Tennessee, Connecticut, Cape May, Nashville, Canada– what do these have in common? They are all species of eastern warblers! The arrival of these small, beautiful, and often perplexingly named birds is considered by many to be the highlight of the birding year. From late April to late May, southern Maine is visited by at least 25 different warbler species, many of which can been seen in Evergreen Cemetery or Capisic Pond Park with a little luck and effort. You may even end up with a few passing though your very own backyard! We were thrilled to have a Canada Warbler–distinguished by its overall yellow coloring and black “pearl necklace” markings–visit our yard this May.
Welcome to Deering Tweets, an on-going occasional column about some of our most populous non-human neighbors: birds! We are Nathan Hall and Fleur Hopper, birders and Deering Center residents since 2012. In each column we will be sharing some basic birding tips, as well as interesting local sightings.

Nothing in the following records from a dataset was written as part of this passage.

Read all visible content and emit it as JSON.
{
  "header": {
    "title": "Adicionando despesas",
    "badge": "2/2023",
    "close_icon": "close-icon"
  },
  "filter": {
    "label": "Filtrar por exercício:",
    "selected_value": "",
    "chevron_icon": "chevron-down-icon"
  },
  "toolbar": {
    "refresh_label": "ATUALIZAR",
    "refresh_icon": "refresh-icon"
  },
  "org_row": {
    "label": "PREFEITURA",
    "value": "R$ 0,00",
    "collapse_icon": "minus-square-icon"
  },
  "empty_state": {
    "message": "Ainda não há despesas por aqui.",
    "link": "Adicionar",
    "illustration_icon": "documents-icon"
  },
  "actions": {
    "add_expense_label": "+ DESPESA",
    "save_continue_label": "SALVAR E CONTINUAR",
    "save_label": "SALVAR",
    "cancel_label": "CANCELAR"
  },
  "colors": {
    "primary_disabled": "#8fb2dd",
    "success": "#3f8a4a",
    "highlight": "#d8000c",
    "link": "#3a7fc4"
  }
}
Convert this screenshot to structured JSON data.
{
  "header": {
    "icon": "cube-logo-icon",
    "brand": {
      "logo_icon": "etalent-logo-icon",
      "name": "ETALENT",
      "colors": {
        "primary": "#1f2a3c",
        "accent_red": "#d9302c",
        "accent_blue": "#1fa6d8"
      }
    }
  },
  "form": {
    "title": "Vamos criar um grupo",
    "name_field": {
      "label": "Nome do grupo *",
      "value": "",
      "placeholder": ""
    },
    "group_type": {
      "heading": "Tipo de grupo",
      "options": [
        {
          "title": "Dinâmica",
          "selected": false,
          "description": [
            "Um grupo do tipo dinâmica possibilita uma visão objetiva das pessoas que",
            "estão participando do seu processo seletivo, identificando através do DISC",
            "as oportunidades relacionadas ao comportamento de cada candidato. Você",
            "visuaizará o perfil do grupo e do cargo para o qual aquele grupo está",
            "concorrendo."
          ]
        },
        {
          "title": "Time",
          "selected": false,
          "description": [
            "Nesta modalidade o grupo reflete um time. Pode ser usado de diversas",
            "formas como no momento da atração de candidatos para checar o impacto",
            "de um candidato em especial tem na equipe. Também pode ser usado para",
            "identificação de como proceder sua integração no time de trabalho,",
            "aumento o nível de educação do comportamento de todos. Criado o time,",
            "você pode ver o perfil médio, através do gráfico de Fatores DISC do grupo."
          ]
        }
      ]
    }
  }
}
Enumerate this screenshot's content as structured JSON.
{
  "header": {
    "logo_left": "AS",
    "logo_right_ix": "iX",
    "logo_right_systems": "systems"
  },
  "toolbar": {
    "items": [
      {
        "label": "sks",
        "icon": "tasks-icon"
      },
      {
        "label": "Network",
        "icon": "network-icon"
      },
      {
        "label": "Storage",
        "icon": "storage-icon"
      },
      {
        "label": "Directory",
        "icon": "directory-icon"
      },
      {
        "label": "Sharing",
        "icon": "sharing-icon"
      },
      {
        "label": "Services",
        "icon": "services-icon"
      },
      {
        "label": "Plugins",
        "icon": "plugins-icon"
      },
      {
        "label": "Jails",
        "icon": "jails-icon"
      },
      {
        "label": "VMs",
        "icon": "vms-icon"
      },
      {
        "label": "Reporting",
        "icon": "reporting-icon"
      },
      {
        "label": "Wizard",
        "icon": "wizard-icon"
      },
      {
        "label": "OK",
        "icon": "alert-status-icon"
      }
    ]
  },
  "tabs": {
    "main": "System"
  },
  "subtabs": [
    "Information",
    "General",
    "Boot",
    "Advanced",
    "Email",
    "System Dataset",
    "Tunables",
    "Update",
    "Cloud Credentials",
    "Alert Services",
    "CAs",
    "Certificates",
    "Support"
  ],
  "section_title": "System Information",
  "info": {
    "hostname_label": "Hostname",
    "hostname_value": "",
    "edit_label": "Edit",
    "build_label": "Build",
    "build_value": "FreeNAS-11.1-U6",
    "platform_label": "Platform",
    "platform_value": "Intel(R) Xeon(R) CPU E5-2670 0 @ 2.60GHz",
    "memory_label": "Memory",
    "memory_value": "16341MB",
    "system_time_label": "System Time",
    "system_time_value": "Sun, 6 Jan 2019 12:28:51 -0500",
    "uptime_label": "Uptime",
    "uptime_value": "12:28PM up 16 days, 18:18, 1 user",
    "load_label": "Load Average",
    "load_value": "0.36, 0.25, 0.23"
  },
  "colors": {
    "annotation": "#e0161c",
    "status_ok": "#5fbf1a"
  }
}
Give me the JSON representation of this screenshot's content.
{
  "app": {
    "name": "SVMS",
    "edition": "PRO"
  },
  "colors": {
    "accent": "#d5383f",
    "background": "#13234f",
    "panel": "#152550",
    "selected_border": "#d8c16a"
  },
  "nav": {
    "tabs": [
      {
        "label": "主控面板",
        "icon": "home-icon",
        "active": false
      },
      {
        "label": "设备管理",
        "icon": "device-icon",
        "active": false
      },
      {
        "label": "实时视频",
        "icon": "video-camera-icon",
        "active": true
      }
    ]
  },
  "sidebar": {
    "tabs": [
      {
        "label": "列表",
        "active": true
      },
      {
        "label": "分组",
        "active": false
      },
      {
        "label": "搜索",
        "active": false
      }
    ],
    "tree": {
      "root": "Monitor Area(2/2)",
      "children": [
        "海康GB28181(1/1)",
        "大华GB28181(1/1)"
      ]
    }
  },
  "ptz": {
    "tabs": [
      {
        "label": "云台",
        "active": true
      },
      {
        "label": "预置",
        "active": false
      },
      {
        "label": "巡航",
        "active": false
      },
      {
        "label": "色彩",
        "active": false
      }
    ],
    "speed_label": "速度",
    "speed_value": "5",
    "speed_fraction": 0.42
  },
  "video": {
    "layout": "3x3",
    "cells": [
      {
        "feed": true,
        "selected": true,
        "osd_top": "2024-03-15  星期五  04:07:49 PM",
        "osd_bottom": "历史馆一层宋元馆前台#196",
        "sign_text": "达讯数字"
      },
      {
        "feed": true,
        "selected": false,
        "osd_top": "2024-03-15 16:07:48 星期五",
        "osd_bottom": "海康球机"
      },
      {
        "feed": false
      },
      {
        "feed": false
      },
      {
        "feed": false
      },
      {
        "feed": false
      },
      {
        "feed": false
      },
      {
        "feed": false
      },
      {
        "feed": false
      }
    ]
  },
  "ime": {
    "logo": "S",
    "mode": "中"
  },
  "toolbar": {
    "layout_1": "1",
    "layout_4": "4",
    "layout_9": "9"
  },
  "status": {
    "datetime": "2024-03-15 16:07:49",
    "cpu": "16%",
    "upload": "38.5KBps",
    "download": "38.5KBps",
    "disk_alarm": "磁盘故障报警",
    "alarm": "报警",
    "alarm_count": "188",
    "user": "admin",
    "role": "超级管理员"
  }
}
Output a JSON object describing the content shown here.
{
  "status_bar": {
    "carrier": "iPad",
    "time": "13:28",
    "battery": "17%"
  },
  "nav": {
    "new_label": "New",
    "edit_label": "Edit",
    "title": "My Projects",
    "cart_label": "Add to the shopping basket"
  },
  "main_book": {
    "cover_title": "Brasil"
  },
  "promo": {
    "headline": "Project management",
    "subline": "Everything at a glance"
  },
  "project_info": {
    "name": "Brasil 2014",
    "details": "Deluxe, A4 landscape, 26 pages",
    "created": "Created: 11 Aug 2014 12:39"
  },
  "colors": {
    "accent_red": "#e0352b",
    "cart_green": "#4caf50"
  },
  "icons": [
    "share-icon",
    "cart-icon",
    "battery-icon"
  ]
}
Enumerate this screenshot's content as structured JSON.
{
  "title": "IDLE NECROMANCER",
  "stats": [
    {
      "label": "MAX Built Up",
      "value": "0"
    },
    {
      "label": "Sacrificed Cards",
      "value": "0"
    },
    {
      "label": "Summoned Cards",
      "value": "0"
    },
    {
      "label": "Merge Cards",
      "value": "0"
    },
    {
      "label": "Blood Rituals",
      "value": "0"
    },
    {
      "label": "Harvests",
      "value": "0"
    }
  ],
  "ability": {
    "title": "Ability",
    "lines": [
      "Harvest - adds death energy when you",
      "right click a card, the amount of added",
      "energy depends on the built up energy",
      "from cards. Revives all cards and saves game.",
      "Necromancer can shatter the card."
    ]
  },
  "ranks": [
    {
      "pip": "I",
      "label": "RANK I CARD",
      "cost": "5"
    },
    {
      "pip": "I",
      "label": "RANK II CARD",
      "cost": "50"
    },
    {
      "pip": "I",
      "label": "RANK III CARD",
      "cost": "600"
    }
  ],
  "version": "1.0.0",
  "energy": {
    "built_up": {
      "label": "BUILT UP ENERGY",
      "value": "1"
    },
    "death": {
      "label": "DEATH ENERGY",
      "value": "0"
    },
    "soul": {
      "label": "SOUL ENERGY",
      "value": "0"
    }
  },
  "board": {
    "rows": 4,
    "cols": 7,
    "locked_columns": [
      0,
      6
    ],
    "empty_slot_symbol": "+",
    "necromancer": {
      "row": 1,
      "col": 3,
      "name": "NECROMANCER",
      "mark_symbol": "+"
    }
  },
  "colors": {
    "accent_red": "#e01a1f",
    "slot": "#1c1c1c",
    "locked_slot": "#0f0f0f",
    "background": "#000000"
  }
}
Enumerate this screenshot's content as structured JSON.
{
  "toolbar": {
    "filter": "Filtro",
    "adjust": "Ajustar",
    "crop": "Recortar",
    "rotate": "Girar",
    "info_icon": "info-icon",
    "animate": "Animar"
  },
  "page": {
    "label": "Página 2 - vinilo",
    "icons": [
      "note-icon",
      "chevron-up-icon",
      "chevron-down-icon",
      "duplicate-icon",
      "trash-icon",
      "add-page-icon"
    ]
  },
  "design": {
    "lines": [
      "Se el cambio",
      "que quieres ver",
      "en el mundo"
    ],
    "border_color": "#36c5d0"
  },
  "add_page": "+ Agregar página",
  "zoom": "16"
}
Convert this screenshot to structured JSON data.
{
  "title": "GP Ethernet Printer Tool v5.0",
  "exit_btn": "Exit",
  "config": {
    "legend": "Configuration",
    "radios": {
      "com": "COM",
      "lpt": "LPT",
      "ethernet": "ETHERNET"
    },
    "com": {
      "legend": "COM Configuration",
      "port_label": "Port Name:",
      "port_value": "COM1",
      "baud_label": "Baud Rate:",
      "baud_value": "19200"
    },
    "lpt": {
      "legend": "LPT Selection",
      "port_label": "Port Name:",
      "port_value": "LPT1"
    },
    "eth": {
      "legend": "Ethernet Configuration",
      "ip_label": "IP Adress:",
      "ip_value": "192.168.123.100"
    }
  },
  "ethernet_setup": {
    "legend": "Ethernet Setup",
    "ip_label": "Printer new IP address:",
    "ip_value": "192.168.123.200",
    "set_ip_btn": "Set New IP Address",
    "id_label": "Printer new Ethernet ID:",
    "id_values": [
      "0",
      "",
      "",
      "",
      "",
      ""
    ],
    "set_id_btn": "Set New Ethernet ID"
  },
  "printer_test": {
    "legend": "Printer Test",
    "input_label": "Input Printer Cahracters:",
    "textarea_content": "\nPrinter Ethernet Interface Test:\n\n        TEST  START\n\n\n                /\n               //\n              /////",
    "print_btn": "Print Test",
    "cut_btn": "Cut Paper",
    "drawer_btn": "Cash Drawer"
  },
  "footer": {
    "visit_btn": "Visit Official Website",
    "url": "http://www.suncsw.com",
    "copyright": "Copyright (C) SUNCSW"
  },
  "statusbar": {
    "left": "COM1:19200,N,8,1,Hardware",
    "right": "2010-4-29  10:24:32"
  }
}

In Deering Center, we are very fortunate to be close to two excellent spots for urban bird watching: Capisic Pond Park and Evergreen Cemetery. Birding is a great family activity, fun for kids and adults alike, and a wonderful way to develop a deeper sense of connection to the local environment, even in our urban neighborhood. Continue reading APRIL BIRDING→
Celebrating and informing Deering Center and surrounding neighborhoods of Portland, ME